Former Sun editor Kelvin MacKenzie has launched a social media service to help consumers name and shame companies that fail to respond to complaints.
The platform, called A Spokesman Said, lets consumers sign up and publish complaints about companies that mistreat them.
Once the complaint is approved and published, a virtual countdown clock starts ticking to measure the time it takes for the company to respond. Companies have two days to respond.
They are then ranked and penalised according to a “Customer Powerscore”, based on their response speed and whether the complainant is satisfied with their response.
Users of the site have to sign up using their real identities, and are encouraged to upload evidence such as pictures and Youtube links to support their complaints.
MacKenzie said: “As an editor I know the power of publicity to force companies and politicians to do the right thing.
“Now we are putting that power directly into the hands of the man or woman in the street.
“This is something I have been thinking about for over thirty years. Thanks to social media and web technology we can now really make it work on a big scale.”
MacKenzie’s new venture coincides with his return to The Sun as a columnist. He is best known for editing The Sun from 1981 to 1994.
Since leaving The Sun MacKenzie has written for the Telegraph and the Daily Mail, and has invested in private media ventures.
He sold the video rights company Base 39, which he founded with his son Ashley, for £50m last year.
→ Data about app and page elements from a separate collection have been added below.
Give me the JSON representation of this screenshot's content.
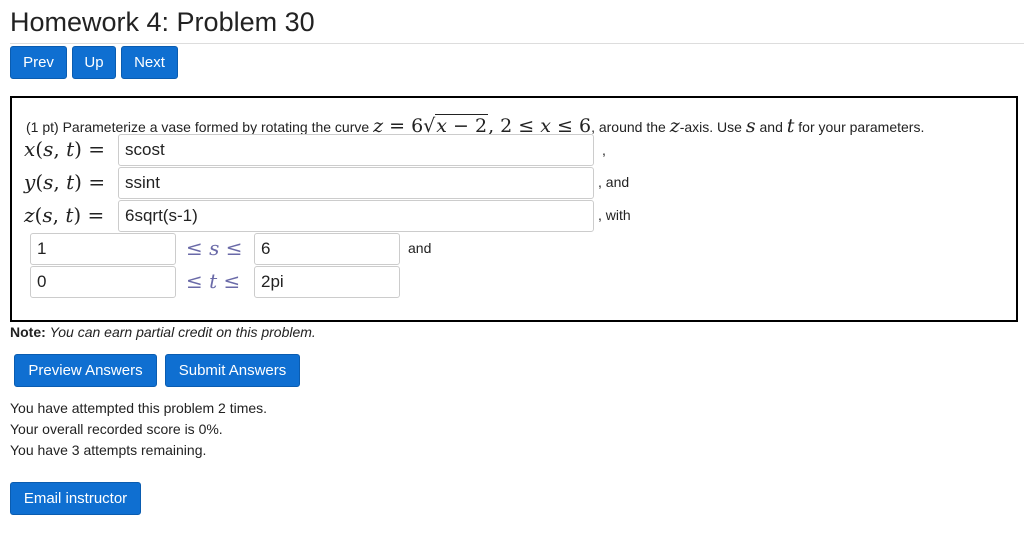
{
  "page_title": "Homework 4: Problem 30",
  "nav": {
    "prev": "Prev",
    "up": "Up",
    "next": "Next"
  },
  "problem": {
    "points": "(1 pt) Parameterize a vase formed by rotating the curve",
    "around_text": "around the",
    "axis_text": "-axis. Use",
    "and_text": "and",
    "for_params_text": "for your parameters.",
    "x_label": "x(s, t)",
    "y_label": "y(s, t)",
    "z_label": "z(s, t)",
    "x_value": "scost",
    "y_value": "ssint",
    "z_value": "6sqrt(s-1)",
    "x_after": ",",
    "y_after": ", and",
    "z_after": ", with",
    "s_lower": "1",
    "s_upper": "6",
    "t_lower": "0",
    "t_upper": "2pi",
    "s_after": "and"
  },
  "note": {
    "label": "Note:",
    "text": "You can earn partial credit on this problem."
  },
  "actions": {
    "preview": "Preview Answers",
    "submit": "Submit Answers"
  },
  "status": {
    "attempted": "You have attempted this problem 2 times.",
    "score": "Your overall recorded score is 0%.",
    "remaining": "You have 3 attempts remaining."
  },
  "email": "Email instructor",
  "colors": {
    "button_bg": "#0f6fd1",
    "button_text": "#ffffff",
    "box_border": "#000000"
  }
}
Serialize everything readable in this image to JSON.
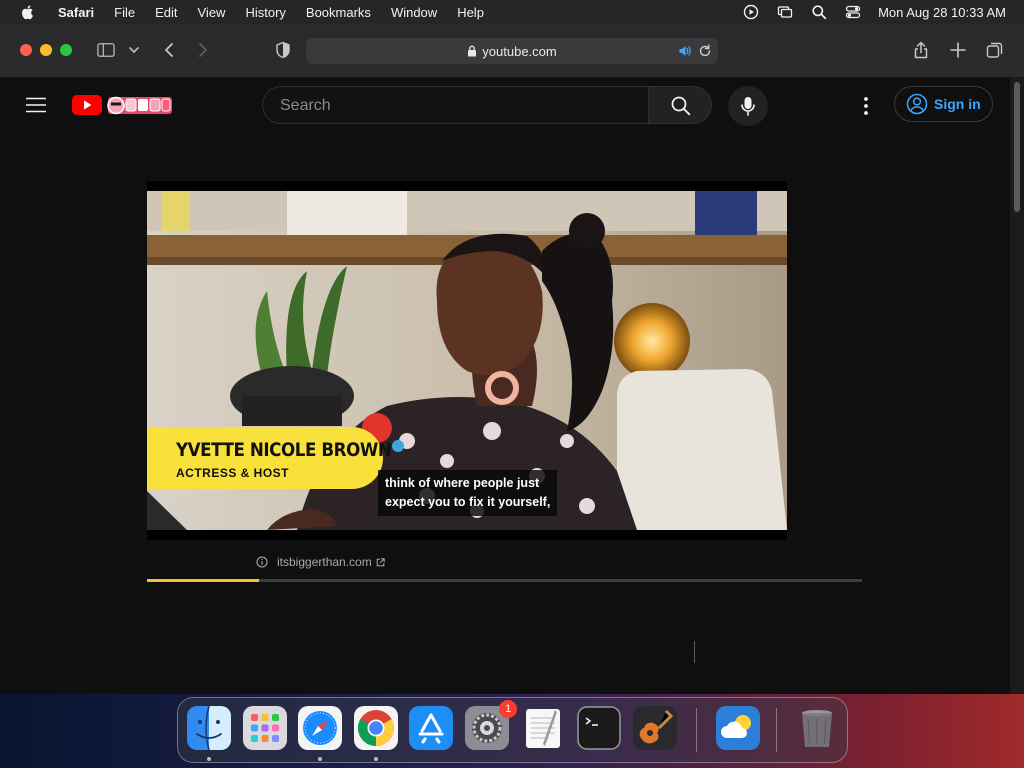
{
  "menubar": {
    "app_name": "Safari",
    "menus": [
      "File",
      "Edit",
      "View",
      "History",
      "Bookmarks",
      "Window",
      "Help"
    ],
    "clock": "Mon Aug 28  10:33 AM"
  },
  "safari": {
    "url": "youtube.com"
  },
  "youtube": {
    "search": {
      "placeholder": "Search"
    },
    "sign_in_label": "Sign in",
    "video": {
      "lower_third": {
        "name": "YVETTE NICOLE BROWN",
        "role": "ACTRESS & HOST"
      },
      "caption_lines": [
        "think of where people just",
        "expect you to fix it yourself,"
      ]
    },
    "info_link": "itsbiggerthan.com",
    "progress": 0.157
  },
  "dock": {
    "apps": [
      {
        "name": "finder",
        "running": true
      },
      {
        "name": "launchpad",
        "running": false
      },
      {
        "name": "safari",
        "running": true
      },
      {
        "name": "chrome",
        "running": true
      },
      {
        "name": "app-store",
        "running": false
      },
      {
        "name": "system-settings",
        "running": false,
        "badge": "1"
      },
      {
        "name": "textedit",
        "running": false
      },
      {
        "name": "terminal",
        "running": false
      },
      {
        "name": "garageband",
        "running": false
      },
      {
        "name": "weather",
        "running": false
      },
      {
        "name": "trash",
        "running": false
      }
    ]
  }
}
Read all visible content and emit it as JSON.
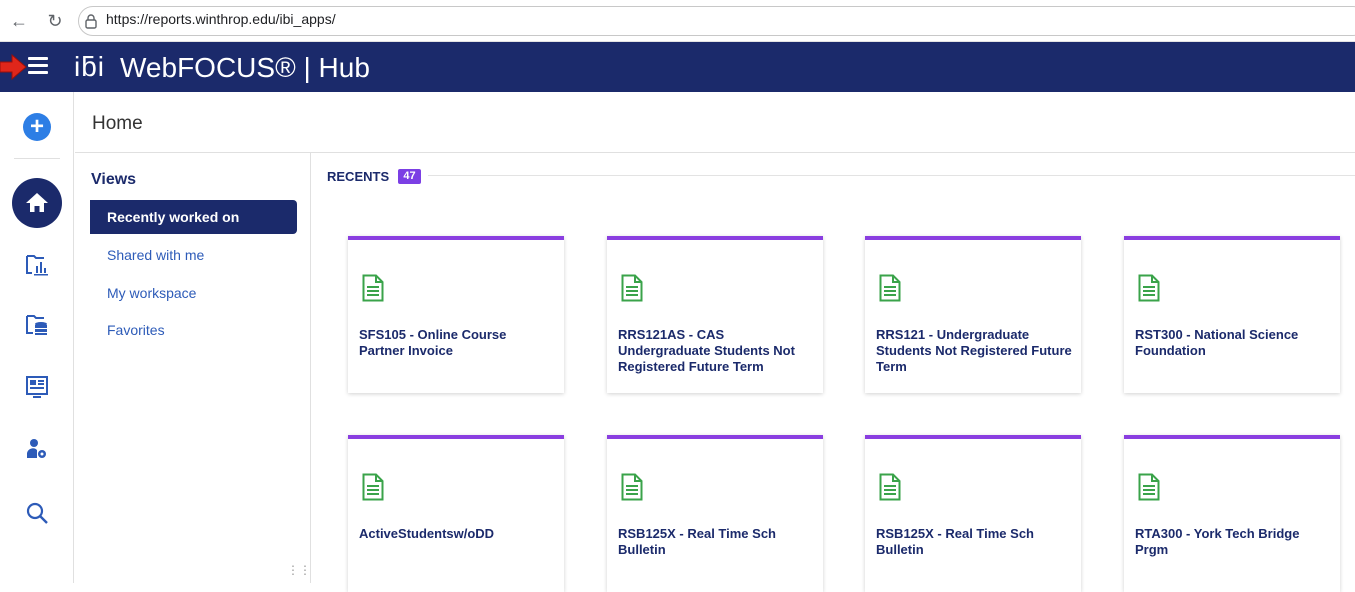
{
  "browser": {
    "url": "https://reports.winthrop.edu/ibi_apps/"
  },
  "header": {
    "logo": "iƃi",
    "app_name": "WebFOCUS® | Hub"
  },
  "page": {
    "title": "Home"
  },
  "views": {
    "heading": "Views",
    "items": [
      {
        "label": "Recently worked on",
        "active": true
      },
      {
        "label": "Shared with me",
        "active": false
      },
      {
        "label": "My workspace",
        "active": false
      },
      {
        "label": "Favorites",
        "active": false
      }
    ]
  },
  "recents": {
    "heading": "RECENTS",
    "count": "47",
    "items": [
      {
        "label": "SFS105 - Online Course Partner Invoice"
      },
      {
        "label": "RRS121AS - CAS Undergraduate Students Not Registered Future Term"
      },
      {
        "label": "RRS121 - Undergraduate Students Not Registered Future Term"
      },
      {
        "label": "RST300 - National Science Foundation"
      },
      {
        "label": "ActiveStudentsw/oDD"
      },
      {
        "label": "RSB125X - Real Time Sch Bulletin"
      },
      {
        "label": "RSB125X - Real Time Sch Bulletin"
      },
      {
        "label": "RTA300 - York Tech Bridge Prgm"
      }
    ]
  },
  "colors": {
    "header_bg": "#1b2a6b",
    "card_accent": "#8a3ee0",
    "badge": "#7b3fe4",
    "doc_icon": "#3aa34a",
    "add_button": "#2d7ee5"
  },
  "icons": {
    "rail": [
      "add-icon",
      "home-icon",
      "reports-icon",
      "workspace-icon",
      "portal-icon",
      "admin-icon",
      "search-icon"
    ],
    "card": "document-icon"
  }
}
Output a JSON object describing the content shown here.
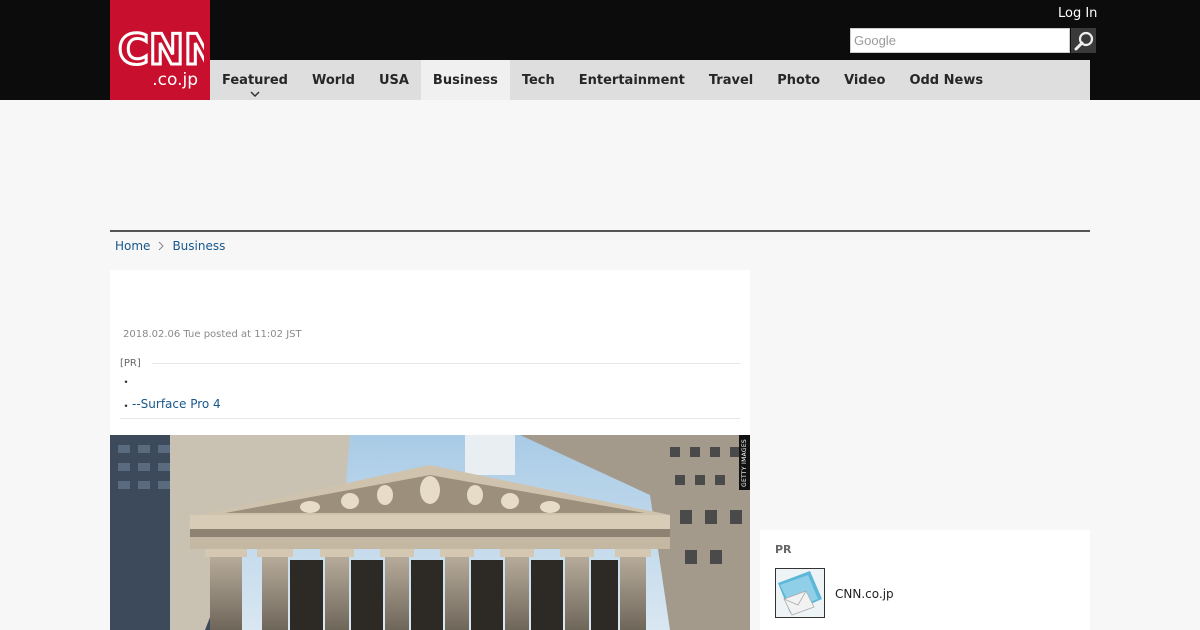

A Spokesman Said is funded personally by Kelvin MacKenzie and a group of private backers. City AM have reported that Rupert Murdoch is among those backing him.